Glenn Reynolds writes in the Washington Examiner about suggestions that the higher ed bubble is at a bursting point.
Bubbles burst when people catch on, and there's some evidence that people are beginning to catch on. Student loan demand, according to a recent report in the Washington Post, is going soft, and students are expressing a willingness to go to a cheaper school rather than run up debt. Things haven't collapsed yet, but they're looking shakier—kind of like the housing market looked in 2007.
Back in March, Tim Cavanaugh noted that students are borrowing twice as much as they were in the good ol' 20th century, that defaults on student loans are up, and that the feds are pumping even more money into the system. That's a recipe for disaster.
Random but important points: 1. Getting a college edjumication does not (NOT) raise your lifetime earnings by $1 million. When you control for inflation, opportunity costs of going to school, advanced degrees, and the kitchen sink, you're looking at about $280,000 more over a lifetime. 2. Where you go to college is far less important to future earnings than that you go to college. According to Princeton economist Alan Krueger, the returns to attending an elite university (defined as one that will put you in the poor house) are far from clear. In fact, where you apply to college is a better indicator of future earnings than where you actually go (Memo to my kids: Apply to Harvard, enroll at Wright State, and we'll split the difference in the 529 accounts!)
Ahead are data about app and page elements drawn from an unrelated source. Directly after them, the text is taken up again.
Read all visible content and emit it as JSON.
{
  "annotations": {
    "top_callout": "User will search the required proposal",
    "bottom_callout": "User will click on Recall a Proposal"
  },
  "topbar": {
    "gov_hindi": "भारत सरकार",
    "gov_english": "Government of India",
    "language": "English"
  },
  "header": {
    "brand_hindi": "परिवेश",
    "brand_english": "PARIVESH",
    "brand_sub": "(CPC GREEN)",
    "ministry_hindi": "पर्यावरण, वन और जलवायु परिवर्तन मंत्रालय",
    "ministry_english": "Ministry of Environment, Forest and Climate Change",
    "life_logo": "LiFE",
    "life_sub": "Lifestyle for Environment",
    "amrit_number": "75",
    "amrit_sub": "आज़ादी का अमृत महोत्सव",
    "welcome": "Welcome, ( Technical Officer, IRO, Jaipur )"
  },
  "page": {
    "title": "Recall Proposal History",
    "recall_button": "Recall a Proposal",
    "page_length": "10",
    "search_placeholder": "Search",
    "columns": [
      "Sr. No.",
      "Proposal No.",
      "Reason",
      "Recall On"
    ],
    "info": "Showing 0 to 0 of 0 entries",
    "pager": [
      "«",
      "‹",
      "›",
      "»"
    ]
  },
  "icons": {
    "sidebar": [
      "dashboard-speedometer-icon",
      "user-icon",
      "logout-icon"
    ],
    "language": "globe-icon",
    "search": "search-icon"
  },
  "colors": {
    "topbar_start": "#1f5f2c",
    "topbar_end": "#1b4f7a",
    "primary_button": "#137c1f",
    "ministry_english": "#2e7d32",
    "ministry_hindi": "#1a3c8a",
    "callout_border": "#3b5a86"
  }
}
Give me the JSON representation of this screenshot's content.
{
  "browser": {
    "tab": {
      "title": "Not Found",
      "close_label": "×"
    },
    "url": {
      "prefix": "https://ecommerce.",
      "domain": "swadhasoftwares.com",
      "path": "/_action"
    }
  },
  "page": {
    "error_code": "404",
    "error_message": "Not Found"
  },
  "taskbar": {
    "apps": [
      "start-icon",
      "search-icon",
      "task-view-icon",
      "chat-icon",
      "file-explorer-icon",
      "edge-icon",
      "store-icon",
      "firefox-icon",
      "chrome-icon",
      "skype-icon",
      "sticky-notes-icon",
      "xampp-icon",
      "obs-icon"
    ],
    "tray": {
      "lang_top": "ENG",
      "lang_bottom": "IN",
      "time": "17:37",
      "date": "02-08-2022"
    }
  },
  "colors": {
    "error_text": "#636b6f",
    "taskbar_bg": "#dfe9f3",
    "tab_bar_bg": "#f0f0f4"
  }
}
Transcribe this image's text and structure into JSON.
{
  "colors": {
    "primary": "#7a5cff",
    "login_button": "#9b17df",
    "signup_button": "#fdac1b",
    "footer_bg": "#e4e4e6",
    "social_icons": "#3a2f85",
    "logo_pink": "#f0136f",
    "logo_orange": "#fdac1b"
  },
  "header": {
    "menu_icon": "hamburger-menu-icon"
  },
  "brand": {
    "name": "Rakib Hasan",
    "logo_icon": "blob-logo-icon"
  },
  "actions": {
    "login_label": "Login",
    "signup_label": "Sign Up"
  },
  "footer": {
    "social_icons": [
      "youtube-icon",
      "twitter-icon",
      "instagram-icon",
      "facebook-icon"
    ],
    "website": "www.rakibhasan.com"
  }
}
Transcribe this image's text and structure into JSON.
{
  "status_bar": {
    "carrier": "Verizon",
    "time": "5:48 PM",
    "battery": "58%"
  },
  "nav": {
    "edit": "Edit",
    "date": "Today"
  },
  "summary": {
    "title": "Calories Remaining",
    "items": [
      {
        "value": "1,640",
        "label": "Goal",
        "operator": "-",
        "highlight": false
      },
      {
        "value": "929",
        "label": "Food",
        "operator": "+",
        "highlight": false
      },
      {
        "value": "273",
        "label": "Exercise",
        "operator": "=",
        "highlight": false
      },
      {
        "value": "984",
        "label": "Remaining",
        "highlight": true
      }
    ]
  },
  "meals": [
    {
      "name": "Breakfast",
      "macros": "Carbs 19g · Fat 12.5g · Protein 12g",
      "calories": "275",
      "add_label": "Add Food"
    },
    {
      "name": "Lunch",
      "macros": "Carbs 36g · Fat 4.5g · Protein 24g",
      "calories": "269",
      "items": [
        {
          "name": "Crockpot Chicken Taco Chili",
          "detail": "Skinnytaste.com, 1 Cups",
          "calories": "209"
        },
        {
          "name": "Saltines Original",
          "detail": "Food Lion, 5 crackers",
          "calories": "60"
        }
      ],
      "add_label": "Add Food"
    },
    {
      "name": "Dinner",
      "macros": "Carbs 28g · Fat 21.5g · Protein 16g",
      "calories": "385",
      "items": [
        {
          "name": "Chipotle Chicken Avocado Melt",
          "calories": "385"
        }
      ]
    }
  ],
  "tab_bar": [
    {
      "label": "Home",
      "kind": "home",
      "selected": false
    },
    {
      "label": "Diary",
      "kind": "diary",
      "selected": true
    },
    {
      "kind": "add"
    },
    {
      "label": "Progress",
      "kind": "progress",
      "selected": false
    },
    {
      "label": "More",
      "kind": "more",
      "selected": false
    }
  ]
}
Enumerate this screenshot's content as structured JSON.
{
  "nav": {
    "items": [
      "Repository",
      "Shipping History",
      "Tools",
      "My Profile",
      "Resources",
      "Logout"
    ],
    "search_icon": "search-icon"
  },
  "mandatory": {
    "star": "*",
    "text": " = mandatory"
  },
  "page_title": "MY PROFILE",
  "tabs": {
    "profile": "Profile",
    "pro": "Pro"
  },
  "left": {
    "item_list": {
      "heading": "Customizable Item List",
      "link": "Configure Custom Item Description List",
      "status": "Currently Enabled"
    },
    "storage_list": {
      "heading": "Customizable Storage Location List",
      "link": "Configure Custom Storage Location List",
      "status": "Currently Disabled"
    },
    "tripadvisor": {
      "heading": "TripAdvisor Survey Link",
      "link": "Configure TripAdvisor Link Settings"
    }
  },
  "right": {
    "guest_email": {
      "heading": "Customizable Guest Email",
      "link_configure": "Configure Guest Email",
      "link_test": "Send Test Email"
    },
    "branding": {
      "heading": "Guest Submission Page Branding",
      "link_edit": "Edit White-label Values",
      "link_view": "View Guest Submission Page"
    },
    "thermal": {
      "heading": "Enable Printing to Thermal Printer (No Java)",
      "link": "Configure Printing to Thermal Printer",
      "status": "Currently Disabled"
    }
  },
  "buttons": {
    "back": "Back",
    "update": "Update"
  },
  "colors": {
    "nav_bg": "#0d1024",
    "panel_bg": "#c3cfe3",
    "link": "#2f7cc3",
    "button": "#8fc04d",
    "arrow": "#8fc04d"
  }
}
Reason.tv on the education bubble and new flows of federal money to same: